What is it?
Created using a unique recycling technology that turns materials that previously were very hard to recycle into a strong cellulose fibre-reinforced composite material.
B40 is a mixture of:
57% multi-layered plastic film waste
40% plastic-coated paper carton waste
Multi-layered film is used for flexible food packaging for chips, soups, candy, chips, sliced meat, and many other categories of food. The plastic film can consist of up to 12 layers of different types of plastics but most often the majority is polyolefin, e.g. polyethylene and polypropylene.
The advantage of multi-layered film is its enhanced mechanical properties and its ability to significantly increase the shelf life of the food product. However, it is difficult to recycle because the individual layers cannot be separated or sorted by common mechanical recycling technologies.
The other component used to create B40 is plastic-coated paper carton, which is a laminate of paper, aluminum foil, and several layers of plastic film. The material is used for the ubiquitous Tetra Pak beverage, milk, and food cartons. Plastic-coated paper carton is also difficult to recycle because the individual layers cannot be separated.
The moulded sample in the PositivePlastics material sample kit is made from post-industrial recycled materials, but it is also possible to use post-consumer recycled materials, if the materials are cleaned thoroughly before processing.
B40 is manufactured by processing coated paper cartons using a new patented recycling technology that breaks the aluminum down into very small pieces and separates and distributes the cellulose fibres within the paper, so there are no residual paper fragments left. The resulting material is mixed with molten multi-layered plastic film and additives. The cellulose fibres significantly increase the tensile strength and rigidity of the material.
Flexural Modulus (MPa): 2000
Tensile Strength (MPa): 43
Strain at break (%): 7.5
Izod Notched Impact Strength, +23°C (kJ/m2): 5.0
Density (kg/m³): 1.06
Melt Mass-Flow Rate (230°C,5kg g/10min): 4.1
The mechanical properties of this material are on the same level as most unfilled virgin engineering plastics, such as ABS or PBT, and can in certain applications be considered a replacement for them.
Look and feel
The material has a nice matte surface, and you can see the evenly distributed metallic flakes from the shredded plastic-coated paper carton within the plastic.

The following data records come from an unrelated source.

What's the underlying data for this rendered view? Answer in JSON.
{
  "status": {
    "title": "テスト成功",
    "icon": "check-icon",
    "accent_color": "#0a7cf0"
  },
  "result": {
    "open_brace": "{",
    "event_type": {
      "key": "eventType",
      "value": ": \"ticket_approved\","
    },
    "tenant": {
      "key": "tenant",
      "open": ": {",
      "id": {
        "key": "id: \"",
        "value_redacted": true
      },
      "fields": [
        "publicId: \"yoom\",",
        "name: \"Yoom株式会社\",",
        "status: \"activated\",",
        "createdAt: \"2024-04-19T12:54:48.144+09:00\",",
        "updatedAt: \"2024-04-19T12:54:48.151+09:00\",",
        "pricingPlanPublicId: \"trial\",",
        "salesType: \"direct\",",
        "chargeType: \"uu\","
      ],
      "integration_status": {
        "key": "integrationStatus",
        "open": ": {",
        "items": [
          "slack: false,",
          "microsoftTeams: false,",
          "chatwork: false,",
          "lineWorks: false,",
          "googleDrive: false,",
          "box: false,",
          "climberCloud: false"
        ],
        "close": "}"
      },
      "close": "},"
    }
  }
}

The natural colour is dark grey and it can be coloured to produce other dark shades of blue, green, red, etc.
Because of the difficulty in recycling, a high percentage of both post-consumer plastic-coated paper cartons and multi-layered plastic film is incinerated or landfilled. This new process enables the recycling of these materials into a cellulose fibre-reinforced plastic composite that can replace virgin fossil-based plastics in many applications, while contributing to the reduction of CO2 emissions.
Cable ducts, shipping pallets, ballpoint pens, electrical appliances, and furniture.
Why we chose this material
We have never before seen post-consumer cartons and multi-layered plastic film recycled to such a high-quality material.
Why you should consider this material
You have a chance to promote a material that solves a tough recycling issue.
Your customers can easily recognize and relate to the source of the recycled material.
You need a polymer with increased stiffness.
You are seeking a material with a speckled, recycled look.
About the manufacturer
APFU (Advanced Paper Fibre Upcycling Technology) is developed by Furukawa Electric Company Limited based in Japan. Furukawa Electric Group is a conglomerate with more than 100 companies and more than 50.000 employees.
The APFU technology is patented, and the company is partnering with recyclers in local markets who can license the technology. The company can help you source the material if it is not available from a recycler in your area.